What does this web site provide?

This web portal provides information about and access to, Indian Country Extension in America. It features the programs of extension professionals who work almost exclusively in Indian Country–defined as Indian reservations, communities and tribal jurisdictional areas. They are employees of the extension organizations within fifteen selected 1862 land-grant universities and potentially all thirty five 1994 tribal land-grant colleges. Several are employed directly with their tribe.

What is extension?

Extension is a term that was first used as part of the Smith-Lever Act of May 8, 1914. This Act provided for the development and delivery of …”useful and practical information on subjects relating to agriculture and home economics…in connection with the 1862 and 1890 colleges receiving benefits of land-grant legislation…”. In 1914, congress appropriated funds to every state in support of what became known as extension work. Later additional permanent funding was keyed to a formula based on proportions of rural population, and later still, on state financial contributions or offset.

The resulting extension educational programs began as Agricultural Extension Services delivered by the 1862 land grant colleges.

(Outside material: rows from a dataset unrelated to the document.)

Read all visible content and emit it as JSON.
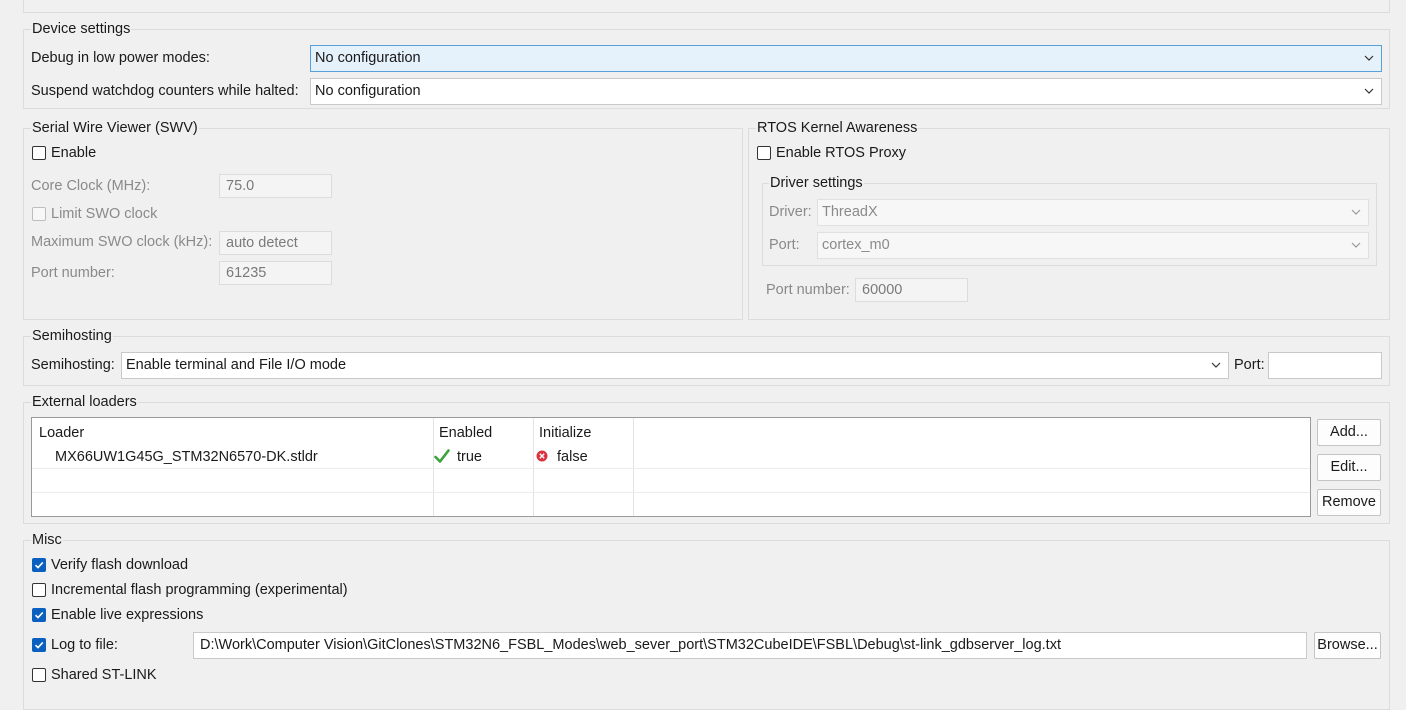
{
  "device_settings": {
    "title": "Device settings",
    "debug_low_power_label": "Debug in low power modes:",
    "debug_low_power_value": "No configuration",
    "suspend_watchdog_label": "Suspend watchdog counters while halted:",
    "suspend_watchdog_value": "No configuration"
  },
  "swv": {
    "title": "Serial Wire Viewer (SWV)",
    "enable_label": "Enable",
    "enable_checked": false,
    "core_clock_label": "Core Clock (MHz):",
    "core_clock_value": "75.0",
    "limit_swo_label": "Limit SWO clock",
    "max_swo_label": "Maximum SWO clock (kHz):",
    "max_swo_value": "auto detect",
    "port_label": "Port number:",
    "port_value": "61235"
  },
  "rtos": {
    "title": "RTOS Kernel Awareness",
    "enable_label": "Enable RTOS Proxy",
    "enable_checked": false,
    "driver_settings_title": "Driver settings",
    "driver_label": "Driver:",
    "driver_value": "ThreadX",
    "port_label": "Port:",
    "port_value": "cortex_m0",
    "port_number_label": "Port number:",
    "port_number_value": "60000"
  },
  "semihosting": {
    "title": "Semihosting",
    "mode_label": "Semihosting:",
    "mode_value": "Enable terminal and File I/O mode",
    "port_label": "Port:",
    "port_value": ""
  },
  "external_loaders": {
    "title": "External loaders",
    "columns": [
      "Loader",
      "Enabled",
      "Initialize"
    ],
    "rows": [
      {
        "loader": "MX66UW1G45G_STM32N6570-DK.stldr",
        "enabled": "true",
        "initialize": "false"
      }
    ],
    "add_label": "Add...",
    "edit_label": "Edit...",
    "remove_label": "Remove"
  },
  "misc": {
    "title": "Misc",
    "verify_flash_label": "Verify flash download",
    "incremental_label": "Incremental flash programming (experimental)",
    "live_expr_label": "Enable live expressions",
    "log_label": "Log to file:",
    "log_path": "D:\\Work\\Computer Vision\\GitClones\\STM32N6_FSBL_Modes\\web_sever_port\\STM32CubeIDE\\FSBL\\Debug\\st-link_gdbserver_log.txt",
    "browse_label": "Browse...",
    "shared_stlink_label": "Shared ST-LINK"
  },
  "colors": {
    "accent": "#0a5fbf",
    "focus_fill": "#e5f1fb",
    "check_green": "#3aa33a",
    "error_red": "#d9333f"
  },
  "icons": {
    "enabled_icon": "checkmark-icon",
    "initialize_icon": "error-icon"
  }
}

Agricultural and home demonstration agents, employees of the colleges, were stationed across the state in rural counties, and tasked to provide educational programs for county residents. Most of these programs are now named Cooperative, rather than Agricultural, Extension.

Funding for traditional extension has grown since 1914 to include approximately 9,500 local extension workers across the nation in over 3,100 local offices. They are supported by the seventeen 1890 institutions and fifty-four 1862’s. An additional 4,700 people are employed as campus-based faculty specialists and supervisors/administrators. A negotiated combination of federal, state and county funding provides the largest source of appropriated support for these programs.

What is Indian Country Extension?

Indian Country Extension differs from traditional extension. The government-to-government relationship between Indian Tribes and the U.S. government is very different than that between counties, states and the federal government. The funding protocols are, as a result, quite different as well. Programs are similar, but carefully designed to be culturally sensitive, and respectful of tribal sovereignty. There are three institutional methods that deliver extension programs to Indian Country.

Although some extension work is conducted in Indian Country by the traditional 1862 and 1890 county-based programs, most is conducted by one of three other arrangements: Federally-Recognized Tribal Extension Programs (FRTEP, formerly Extension Indian Reservation Program), Tribal College Extension Programs, or those administered solely by a tribe.